Further log detail is provided at the Log textbox:

 

Tool_run

 

You may use the Clear button so that you can Execute a new test again without previous verbose or information.

 

Testing while configuring settings via the command prompt

Before you start, the wsbizagi.project file must exist. Then run the ws-client.jar, by opening a command prompt.

 

Use the following command to launch the tool:

java -jar wsclient-[version].jar -i -w "[WSDL]" -m [method] -u [username] 

-p [password] -skey [service_key] -ckey [client_key] -ckp [key_password] 

-f [properties_file] -x [XML] 

 

Consider the same definitions for variables as detailed for settings in the UI, as detailed below:

 

Variable

Description

Example

[WSDL]

The URL targeting the wsdl of a given WS-Security web service.

Use the following format:

For Bizagi PaaS:

HTTPS://[environment]-[project]-[company].bizagi.com/webservices/[web_service].svc?wsdl.

 

Consider:

o[environment]: The name of the environment (dev, test, stg), or no label at all for a production environment.

o[project]: The name of the Bizagi project.

o[company]: The name of the company representing the customer and its environments.

o[web_service]: Use either WorkflowEngineSOA or EntityManagerSOA.

 

For on-premises projects:

HTTPS://[server]/[project]/webservices/[web_service].svc?wsdl.

 

Consider:

o[server]: The name of the customer's server hosting the Bizagi project.

o[project]: The name of the Bizagi project.

o[web_service]: Use either WorkflowEngineSOA, EntityManagerSOA. or QuerySOA.

An example applicable to Bizagi PaaS is:

HTTPS://test-myapps-agilitycorp.bizagi.com/webservices/WorkflowEngineSOA.svc?wsdl.

[method]

The web method's name to use of either the WorkflowEngineSOA, EntityManagerSOA. or QuerySOA web services.

An example when specifically using WorkflowEngineSOA as the web service, is:

createCasesAsString

[username]

Type the username as configured in Bizagi when setting up the WS-Security feature.

Not applicable.

[password]

Type the password for the above username, as configured in Bizagi when setting up the WS-Security feature.

Not applicable.

[client_key]

Alias of the certificate as created when "Preparing the machine to use the tool" (the [key_name] parameter).

Not applicable.

[key_password]

Password for the certificate above, as created when "Preparing the machine to use the tool" (the [key_password] parameter).

Not applicable.

[server_key]

Password for the certificate above, as created when "Preparing the machine to use the tool" (the [key_password] parameter).

Not applicable.

[properties_file]

The local path pointing to the client.properties file.

An example when using the tool in a Windows-OS, is:

E:\Shared\cert\client.properties
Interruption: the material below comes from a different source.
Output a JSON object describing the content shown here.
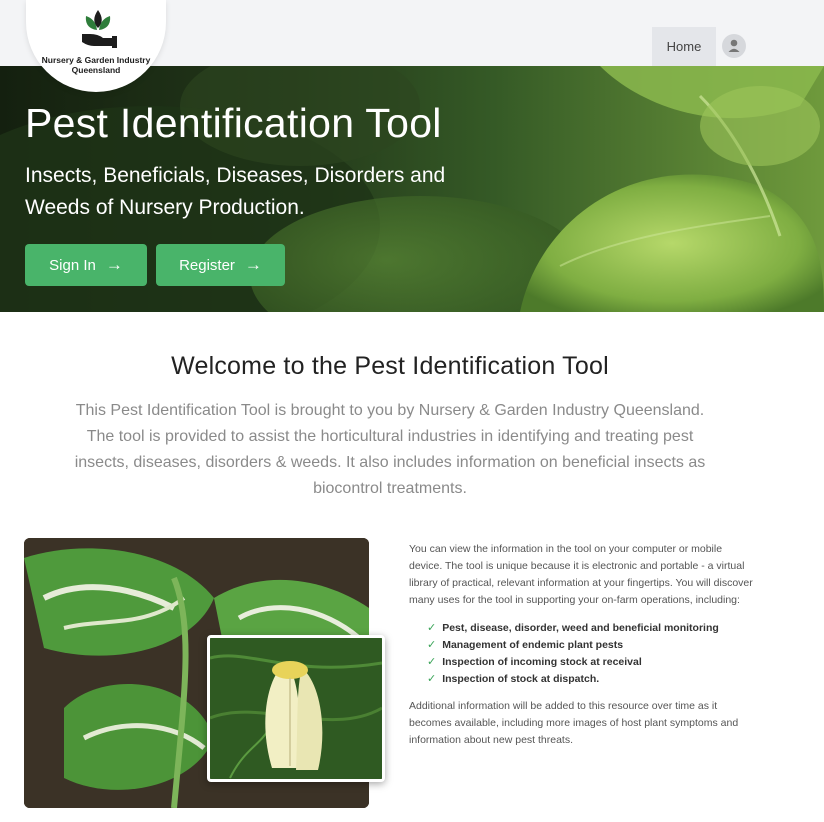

[XML]

A string holding information in an XML format, compliant to what expected by the specific web method as defined above (according to the Method property).

An example when specifically working with createCasesAsString, is:
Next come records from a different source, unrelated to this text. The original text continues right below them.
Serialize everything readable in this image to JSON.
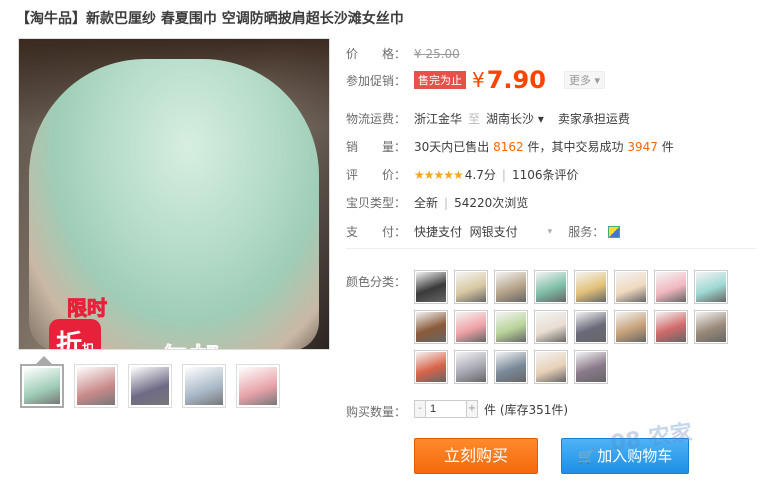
{
  "title": "【淘牛品】新款巴厘纱 春夏围巾 空调防晒披肩超长沙滩女丝巾",
  "promo_image": {
    "limit_text": "限时",
    "discount_big": "折",
    "discount_small": "扣",
    "free_shipping": "包邮"
  },
  "thumbnails": [
    {
      "name": "thumb-1",
      "color": "#9fcdb7",
      "active": true
    },
    {
      "name": "thumb-2",
      "color": "#c98a8a"
    },
    {
      "name": "thumb-3",
      "color": "#6f6a86"
    },
    {
      "name": "thumb-4",
      "color": "#a9b9c7"
    },
    {
      "name": "thumb-5",
      "color": "#e7a2a9"
    }
  ],
  "price": {
    "label": "价　　格：",
    "original": "¥ 25.00"
  },
  "promo": {
    "label": "参加促销：",
    "tag": "售完为止",
    "symbol": "¥",
    "value": "7.90",
    "more": "更多 ▾"
  },
  "shipping": {
    "label": "物流运费：",
    "from": "浙江金华",
    "sep1": "至",
    "to": "湖南长沙 ▾",
    "fee": "卖家承担运费"
  },
  "sales": {
    "label": "销　　量：",
    "prefix": "30天内已售出",
    "sold": "8162",
    "mid": "件，其中交易成功",
    "success": "3947",
    "suffix": "件"
  },
  "rating": {
    "label": "评　　价：",
    "stars": "★★★★★",
    "score": "4.7分",
    "reviews": "1106条评价"
  },
  "item_type": {
    "label": "宝贝类型：",
    "value": "全新",
    "views": "54220次浏览"
  },
  "payment": {
    "label": "支　　付：",
    "method1": "快捷支付",
    "method2": "网银支付",
    "selector": "▾",
    "service_label": "服务："
  },
  "colors": {
    "label": "颜色分类：",
    "swatches": [
      "#3a3a3a",
      "#d9c9a3",
      "#b7a48a",
      "#7fbfa8",
      "#e3c27a",
      "#f0d9c0",
      "#f2b8c0",
      "#9fd8d2",
      "#8a5a3a",
      "#f0a3a8",
      "#b8d49a",
      "#e8ddd0",
      "#6a6a7a",
      "#c7a27a",
      "#d06a6a",
      "#9a8a7a",
      "#d9644a",
      "#a9a9b5",
      "#7a8a9a",
      "#e8d0b8",
      "#8a7a8a"
    ]
  },
  "quantity": {
    "label": "购买数量：",
    "minus": "-",
    "value": "1",
    "plus": "+",
    "unit": "件 (库存351件)"
  },
  "buttons": {
    "buy": "立刻购买",
    "cart_icon": "🛒",
    "cart": "加入购物车"
  },
  "watermark": "08 农家"
}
<BizAgiWSParam><domain>domain</domain><userName>admon</userName><Cases><Case><Process>VacationRequest</Process><Entities><VacationRequest><VacationStartingDate>2012-03-18T12:00:00-05:00</VacationStartingDate><VacationEndingDate>2012-03-26T12:00:00-05:00</VacationEndingDate></VacationRequest></Entities></Case></Cases></BizAgiWSParam>

[version]

The specific version number as seen next to the .jar's file name (following the dash, represented by 3 numbers in a #.#.# format).

0.0.3 (the tool's initial version).

 

When launched, the tool will automatically run the test and display a log with the result:

 

Tool_command